→ **Assignment**: In the data below, find every line that has the string "aetna", and copy it.

Data records for software interfaces:
.....

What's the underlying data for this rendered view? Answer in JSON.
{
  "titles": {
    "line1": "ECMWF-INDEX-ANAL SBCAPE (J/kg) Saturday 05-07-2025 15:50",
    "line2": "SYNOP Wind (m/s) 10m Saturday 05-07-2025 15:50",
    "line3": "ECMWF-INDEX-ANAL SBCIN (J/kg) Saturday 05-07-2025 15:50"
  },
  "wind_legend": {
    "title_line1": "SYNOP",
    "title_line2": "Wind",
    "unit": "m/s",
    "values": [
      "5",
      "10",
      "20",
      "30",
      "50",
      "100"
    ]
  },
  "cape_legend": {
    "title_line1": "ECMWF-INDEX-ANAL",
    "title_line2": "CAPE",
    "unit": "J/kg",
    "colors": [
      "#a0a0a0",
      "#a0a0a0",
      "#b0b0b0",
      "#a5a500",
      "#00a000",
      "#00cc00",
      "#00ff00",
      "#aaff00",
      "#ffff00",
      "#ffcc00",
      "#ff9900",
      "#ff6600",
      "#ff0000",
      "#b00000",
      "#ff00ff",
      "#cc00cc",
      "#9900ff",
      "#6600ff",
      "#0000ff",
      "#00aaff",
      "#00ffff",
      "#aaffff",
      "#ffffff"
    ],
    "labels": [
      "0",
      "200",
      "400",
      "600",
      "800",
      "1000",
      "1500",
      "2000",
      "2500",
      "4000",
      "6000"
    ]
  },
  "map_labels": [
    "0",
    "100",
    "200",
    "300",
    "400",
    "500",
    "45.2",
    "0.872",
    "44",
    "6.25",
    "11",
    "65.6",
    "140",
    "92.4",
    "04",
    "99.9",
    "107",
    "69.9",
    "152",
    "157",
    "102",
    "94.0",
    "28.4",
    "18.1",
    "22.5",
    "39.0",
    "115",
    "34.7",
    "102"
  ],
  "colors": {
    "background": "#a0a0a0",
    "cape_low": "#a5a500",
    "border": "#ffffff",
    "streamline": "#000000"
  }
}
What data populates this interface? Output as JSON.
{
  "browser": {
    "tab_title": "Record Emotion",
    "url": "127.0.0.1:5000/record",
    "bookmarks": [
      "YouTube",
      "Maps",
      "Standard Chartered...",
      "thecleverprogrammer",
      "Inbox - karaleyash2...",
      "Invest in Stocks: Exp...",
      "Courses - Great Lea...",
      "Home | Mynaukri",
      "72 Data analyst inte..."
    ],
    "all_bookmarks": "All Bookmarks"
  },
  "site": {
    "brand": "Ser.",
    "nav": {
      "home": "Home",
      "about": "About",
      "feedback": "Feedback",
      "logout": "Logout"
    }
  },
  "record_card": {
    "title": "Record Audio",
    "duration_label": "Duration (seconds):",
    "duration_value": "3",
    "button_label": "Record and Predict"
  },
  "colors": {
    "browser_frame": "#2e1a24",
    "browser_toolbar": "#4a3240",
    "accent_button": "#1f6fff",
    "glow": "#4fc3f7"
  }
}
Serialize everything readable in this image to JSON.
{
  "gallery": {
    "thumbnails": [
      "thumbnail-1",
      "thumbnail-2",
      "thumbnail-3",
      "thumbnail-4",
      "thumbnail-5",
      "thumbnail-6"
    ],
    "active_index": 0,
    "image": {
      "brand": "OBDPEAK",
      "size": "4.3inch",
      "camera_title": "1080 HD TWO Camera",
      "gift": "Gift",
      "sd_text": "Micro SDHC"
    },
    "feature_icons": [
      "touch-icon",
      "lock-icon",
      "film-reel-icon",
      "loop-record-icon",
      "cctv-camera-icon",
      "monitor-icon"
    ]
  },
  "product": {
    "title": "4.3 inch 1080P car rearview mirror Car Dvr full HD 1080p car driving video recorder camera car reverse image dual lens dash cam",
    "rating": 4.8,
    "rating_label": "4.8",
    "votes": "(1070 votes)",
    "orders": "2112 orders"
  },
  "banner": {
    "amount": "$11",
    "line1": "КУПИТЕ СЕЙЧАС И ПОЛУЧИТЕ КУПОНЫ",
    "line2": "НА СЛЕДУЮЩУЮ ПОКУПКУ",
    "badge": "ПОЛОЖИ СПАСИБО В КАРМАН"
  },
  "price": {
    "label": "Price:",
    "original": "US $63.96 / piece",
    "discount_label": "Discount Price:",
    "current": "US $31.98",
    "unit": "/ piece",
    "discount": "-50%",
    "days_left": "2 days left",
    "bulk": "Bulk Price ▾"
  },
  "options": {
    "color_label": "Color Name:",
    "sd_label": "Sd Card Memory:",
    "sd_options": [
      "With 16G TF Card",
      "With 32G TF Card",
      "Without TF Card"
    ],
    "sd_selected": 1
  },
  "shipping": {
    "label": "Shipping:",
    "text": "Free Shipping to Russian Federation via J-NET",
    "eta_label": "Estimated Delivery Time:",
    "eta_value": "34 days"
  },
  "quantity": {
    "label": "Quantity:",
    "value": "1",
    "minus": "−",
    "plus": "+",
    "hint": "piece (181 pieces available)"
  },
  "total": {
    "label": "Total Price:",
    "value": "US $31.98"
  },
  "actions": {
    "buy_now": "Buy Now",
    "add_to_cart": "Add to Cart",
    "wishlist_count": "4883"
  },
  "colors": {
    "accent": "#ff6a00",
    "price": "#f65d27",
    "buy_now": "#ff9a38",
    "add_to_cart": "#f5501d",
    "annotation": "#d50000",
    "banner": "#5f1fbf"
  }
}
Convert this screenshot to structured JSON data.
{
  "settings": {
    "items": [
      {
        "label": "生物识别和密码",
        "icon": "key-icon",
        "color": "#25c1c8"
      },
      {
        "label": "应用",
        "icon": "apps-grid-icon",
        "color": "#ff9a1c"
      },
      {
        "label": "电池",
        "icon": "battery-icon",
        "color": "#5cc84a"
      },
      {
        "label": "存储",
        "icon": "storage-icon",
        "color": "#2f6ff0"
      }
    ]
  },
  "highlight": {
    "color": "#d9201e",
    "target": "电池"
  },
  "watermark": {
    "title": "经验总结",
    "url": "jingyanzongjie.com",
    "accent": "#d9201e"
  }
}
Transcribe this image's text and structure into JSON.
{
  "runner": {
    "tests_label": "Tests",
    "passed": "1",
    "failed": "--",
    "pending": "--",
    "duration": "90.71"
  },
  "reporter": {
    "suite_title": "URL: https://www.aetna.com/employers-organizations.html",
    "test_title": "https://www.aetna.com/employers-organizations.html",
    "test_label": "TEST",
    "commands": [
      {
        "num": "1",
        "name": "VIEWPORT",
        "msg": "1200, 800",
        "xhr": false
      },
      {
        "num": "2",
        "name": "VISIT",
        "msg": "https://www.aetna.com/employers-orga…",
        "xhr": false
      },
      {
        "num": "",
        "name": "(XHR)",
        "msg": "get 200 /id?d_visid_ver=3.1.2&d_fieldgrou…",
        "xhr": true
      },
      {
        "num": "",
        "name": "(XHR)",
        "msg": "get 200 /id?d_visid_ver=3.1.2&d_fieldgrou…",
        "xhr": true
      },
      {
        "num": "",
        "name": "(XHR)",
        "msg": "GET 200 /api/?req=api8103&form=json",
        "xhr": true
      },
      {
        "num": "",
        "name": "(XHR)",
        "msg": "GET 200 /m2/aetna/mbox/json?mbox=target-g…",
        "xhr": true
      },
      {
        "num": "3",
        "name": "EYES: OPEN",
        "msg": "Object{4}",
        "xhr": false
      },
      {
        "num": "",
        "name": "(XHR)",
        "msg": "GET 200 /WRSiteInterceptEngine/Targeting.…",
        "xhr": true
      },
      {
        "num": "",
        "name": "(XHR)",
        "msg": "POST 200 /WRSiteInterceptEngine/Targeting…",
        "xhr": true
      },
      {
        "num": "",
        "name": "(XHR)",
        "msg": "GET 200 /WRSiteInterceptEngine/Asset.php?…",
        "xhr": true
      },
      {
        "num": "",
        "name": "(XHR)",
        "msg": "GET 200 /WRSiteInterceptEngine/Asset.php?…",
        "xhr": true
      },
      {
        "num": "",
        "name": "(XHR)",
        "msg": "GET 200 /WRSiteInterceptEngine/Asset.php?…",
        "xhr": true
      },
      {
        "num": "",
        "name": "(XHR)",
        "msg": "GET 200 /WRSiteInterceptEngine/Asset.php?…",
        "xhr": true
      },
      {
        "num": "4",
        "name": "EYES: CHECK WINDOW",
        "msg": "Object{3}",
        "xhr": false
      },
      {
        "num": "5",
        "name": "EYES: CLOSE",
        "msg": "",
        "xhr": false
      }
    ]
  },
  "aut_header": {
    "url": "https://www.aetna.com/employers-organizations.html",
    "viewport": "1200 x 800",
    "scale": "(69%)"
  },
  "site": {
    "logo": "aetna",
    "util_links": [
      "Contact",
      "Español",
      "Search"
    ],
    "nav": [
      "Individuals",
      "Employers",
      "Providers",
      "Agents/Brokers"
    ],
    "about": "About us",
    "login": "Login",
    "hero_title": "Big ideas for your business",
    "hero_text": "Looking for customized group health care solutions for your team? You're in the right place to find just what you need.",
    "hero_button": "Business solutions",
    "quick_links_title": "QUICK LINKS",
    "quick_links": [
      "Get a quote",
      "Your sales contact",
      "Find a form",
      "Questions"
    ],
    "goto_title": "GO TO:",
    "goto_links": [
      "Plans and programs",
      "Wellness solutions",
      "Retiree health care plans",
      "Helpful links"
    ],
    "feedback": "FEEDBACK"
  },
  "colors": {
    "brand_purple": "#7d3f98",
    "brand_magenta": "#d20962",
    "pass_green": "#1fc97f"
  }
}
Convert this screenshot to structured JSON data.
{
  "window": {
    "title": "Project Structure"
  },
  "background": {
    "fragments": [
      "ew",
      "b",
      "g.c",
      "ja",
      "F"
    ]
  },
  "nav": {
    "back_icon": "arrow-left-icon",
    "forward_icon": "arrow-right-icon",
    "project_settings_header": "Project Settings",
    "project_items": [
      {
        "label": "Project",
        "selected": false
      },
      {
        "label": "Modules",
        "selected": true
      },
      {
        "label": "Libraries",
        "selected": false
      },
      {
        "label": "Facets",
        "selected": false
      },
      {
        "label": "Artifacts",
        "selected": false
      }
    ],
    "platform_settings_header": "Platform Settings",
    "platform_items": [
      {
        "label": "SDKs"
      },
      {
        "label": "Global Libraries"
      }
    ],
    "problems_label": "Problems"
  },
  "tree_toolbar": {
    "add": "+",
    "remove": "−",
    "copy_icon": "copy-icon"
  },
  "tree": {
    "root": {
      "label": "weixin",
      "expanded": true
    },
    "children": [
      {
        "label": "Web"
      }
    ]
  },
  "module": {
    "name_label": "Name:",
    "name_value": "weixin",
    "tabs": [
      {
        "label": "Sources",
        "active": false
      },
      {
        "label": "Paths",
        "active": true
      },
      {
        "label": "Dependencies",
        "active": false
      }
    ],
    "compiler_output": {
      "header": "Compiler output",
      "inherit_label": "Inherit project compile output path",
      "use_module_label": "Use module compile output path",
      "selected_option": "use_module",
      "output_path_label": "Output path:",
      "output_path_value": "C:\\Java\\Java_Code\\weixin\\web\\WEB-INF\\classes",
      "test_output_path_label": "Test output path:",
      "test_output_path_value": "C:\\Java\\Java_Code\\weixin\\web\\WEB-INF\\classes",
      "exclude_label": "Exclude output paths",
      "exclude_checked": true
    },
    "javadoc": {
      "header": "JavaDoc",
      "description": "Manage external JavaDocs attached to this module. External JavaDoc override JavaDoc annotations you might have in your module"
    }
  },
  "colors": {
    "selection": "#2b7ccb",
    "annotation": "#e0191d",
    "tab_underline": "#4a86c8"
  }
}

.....

→ **Written answer**:
    "suite_title": "URL: https://www.aetna.com/employers-organizations.html",
    "test_title": "https://www.aetna.com/employers-organizations.html",
        "msg": "https://www.aetna.com/employers-orga…",
        "msg": "GET 200 /m2/aetna/mbox/json?mbox=target-g…",
    "url": "https://www.aetna.com/employers-organizations.html",
    "logo": "aetna",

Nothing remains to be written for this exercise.